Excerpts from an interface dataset
▼

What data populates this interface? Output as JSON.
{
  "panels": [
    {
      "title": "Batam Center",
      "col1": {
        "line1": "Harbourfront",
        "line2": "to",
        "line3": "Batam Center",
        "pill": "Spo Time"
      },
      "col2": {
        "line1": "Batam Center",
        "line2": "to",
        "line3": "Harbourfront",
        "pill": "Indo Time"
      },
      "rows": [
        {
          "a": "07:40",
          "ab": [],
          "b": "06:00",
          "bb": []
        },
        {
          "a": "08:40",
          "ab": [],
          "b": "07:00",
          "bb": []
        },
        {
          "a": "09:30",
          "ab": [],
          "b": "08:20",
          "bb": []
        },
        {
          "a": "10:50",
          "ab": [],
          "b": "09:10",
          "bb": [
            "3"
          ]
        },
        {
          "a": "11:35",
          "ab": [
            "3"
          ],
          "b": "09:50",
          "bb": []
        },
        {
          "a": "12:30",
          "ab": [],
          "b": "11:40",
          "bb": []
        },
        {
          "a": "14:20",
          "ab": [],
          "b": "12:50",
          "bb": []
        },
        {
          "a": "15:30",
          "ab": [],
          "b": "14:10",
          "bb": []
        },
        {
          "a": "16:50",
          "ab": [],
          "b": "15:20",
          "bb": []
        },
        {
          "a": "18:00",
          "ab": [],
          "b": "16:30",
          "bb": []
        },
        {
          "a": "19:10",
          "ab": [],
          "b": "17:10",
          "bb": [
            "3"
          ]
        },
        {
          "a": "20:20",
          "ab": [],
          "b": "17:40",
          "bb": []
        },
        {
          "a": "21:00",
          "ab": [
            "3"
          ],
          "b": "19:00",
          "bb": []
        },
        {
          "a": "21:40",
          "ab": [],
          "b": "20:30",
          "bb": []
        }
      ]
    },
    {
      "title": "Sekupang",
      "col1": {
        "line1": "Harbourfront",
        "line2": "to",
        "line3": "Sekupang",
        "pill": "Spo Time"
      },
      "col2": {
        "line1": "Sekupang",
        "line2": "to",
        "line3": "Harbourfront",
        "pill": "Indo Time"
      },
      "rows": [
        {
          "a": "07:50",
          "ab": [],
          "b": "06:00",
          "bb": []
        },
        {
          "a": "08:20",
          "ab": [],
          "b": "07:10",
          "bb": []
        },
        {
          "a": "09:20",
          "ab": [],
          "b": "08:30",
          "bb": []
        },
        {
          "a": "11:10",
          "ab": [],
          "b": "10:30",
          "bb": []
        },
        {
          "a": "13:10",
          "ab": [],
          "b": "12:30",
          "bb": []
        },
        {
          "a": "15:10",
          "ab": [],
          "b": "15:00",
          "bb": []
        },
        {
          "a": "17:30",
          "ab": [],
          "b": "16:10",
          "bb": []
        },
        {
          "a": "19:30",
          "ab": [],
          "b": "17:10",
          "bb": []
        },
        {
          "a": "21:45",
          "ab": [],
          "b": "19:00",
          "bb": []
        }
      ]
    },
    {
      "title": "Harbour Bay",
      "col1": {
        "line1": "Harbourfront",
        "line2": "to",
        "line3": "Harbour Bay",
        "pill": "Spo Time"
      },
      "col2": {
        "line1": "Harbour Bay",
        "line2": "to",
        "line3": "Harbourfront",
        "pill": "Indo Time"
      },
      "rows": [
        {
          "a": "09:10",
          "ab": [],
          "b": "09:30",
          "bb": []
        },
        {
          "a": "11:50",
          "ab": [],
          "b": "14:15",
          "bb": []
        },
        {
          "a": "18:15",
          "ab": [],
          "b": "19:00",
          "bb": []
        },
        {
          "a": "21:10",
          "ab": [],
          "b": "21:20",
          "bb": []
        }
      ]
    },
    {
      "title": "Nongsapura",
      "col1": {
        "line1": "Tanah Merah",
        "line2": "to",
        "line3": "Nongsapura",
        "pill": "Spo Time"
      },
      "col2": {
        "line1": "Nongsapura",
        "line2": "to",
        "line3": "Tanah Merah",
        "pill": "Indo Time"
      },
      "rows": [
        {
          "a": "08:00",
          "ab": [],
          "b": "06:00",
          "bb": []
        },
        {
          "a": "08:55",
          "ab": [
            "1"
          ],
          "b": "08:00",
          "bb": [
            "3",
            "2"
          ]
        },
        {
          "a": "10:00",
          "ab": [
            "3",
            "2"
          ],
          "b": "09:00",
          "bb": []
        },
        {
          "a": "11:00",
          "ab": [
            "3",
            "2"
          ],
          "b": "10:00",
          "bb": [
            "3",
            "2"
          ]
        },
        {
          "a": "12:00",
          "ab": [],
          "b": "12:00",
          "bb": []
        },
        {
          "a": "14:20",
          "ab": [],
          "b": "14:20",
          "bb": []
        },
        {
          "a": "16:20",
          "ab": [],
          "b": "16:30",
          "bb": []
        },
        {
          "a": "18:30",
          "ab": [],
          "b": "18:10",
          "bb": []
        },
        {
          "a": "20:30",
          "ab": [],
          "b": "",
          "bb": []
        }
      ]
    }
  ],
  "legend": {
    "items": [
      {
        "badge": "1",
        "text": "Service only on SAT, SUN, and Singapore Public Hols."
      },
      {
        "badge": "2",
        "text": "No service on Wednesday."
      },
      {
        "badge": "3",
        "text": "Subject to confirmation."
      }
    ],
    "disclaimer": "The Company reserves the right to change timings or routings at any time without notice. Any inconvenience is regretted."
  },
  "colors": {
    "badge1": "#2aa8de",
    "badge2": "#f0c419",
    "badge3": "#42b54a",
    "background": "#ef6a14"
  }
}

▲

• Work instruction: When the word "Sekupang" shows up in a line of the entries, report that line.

• Exercise answer:
      "title": "Sekupang",
        "line3": "Sekupang",
        "line1": "Sekupang",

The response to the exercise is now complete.